[Data about app and page elements]
_____

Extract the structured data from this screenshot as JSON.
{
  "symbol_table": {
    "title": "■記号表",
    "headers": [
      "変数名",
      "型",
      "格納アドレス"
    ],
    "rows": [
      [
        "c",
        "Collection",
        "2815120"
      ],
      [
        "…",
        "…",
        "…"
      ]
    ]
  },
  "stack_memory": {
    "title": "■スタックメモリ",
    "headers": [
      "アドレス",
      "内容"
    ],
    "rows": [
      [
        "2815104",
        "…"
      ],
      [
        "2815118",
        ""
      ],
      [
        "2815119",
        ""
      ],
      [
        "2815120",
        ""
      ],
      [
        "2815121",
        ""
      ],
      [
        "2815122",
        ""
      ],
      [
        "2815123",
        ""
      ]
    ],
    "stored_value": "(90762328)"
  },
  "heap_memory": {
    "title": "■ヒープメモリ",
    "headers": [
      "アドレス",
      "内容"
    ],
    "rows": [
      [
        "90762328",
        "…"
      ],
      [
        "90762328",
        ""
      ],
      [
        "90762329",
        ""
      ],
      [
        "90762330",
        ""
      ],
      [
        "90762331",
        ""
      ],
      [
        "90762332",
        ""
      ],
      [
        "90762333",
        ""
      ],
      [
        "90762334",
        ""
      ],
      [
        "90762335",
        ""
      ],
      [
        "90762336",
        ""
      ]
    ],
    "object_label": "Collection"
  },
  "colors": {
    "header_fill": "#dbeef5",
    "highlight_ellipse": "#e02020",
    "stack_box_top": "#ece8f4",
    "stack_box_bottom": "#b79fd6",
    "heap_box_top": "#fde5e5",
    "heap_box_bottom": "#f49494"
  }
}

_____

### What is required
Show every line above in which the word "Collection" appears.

### Answer below
        "Collection",
    "object_label": "Collection"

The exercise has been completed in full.